Haiti at a glance
Skimpy Living Swept Away by Storms
Between 26 August and 8 September 2008, hurricanes Fay, Gustav, Hannah and Ike smashed the Artibonite, south and south-east regions of Haiti, killing nearly 800 people and affecting more than 800,000. The disasters hit during a difficult year for the Caribbean country, marked by rising food prices, deadly riots and political instability. Although donor funding allowed humanitarian agencies to prevent an even greater tragedy, donors adopted a low profile in dealing with the crisis, and their response was slow, partial and not always based on proper evaluation of needs. This has raised doubts about the aid community’s effectiveness and ability to manage the transition from relief to recovery and development.

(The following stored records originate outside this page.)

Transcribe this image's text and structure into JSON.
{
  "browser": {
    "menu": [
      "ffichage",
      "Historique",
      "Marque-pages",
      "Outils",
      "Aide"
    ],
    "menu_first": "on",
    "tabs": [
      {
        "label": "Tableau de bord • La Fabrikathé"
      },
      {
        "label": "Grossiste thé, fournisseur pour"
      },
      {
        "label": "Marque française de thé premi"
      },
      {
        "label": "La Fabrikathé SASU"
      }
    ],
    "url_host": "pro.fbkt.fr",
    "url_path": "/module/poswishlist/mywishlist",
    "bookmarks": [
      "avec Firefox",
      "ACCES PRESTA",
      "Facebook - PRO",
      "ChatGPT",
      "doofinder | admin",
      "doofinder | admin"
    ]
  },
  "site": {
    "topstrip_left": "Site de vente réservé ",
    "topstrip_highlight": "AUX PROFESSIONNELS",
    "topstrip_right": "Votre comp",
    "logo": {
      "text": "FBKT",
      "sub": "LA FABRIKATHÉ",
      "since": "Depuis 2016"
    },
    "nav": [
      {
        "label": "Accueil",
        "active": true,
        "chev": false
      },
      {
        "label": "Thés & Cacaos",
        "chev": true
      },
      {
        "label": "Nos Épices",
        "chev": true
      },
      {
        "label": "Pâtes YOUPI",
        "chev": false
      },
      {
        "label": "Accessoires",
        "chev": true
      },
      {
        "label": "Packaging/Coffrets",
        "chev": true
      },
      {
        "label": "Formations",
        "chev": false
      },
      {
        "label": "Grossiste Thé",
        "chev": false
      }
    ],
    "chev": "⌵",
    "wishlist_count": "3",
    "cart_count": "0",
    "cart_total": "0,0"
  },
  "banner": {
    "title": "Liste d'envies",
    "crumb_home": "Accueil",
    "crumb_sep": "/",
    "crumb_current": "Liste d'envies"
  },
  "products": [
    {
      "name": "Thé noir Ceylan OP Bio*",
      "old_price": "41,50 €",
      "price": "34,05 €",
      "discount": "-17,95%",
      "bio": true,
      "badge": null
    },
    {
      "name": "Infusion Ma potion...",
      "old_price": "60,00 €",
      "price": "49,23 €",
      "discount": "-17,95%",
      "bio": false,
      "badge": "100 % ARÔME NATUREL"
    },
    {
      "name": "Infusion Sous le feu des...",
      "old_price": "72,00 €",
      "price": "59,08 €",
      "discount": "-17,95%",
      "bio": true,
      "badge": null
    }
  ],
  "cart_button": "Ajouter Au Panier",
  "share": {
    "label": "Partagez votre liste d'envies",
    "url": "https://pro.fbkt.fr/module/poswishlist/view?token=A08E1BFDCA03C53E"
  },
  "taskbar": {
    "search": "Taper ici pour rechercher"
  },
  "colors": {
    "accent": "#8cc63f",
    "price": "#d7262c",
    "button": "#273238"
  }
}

Most worryingly donors demonstrated insufficient knowledge of the GHD initiative itself and largely failed to respect fundamental Principles and Good Practice of Humanitarian Donorship (GHD) in particular Principles six, seven, nine, 18 and 21, around funding in proportion to needs; involving beneficiaries in all stages of the humanitarian response; providing humanitarian assistance in ways that are supportive of recovery and long-term development; supporting contingency planning and strengthening capacities for response; and supporting learning and accountability initiatives.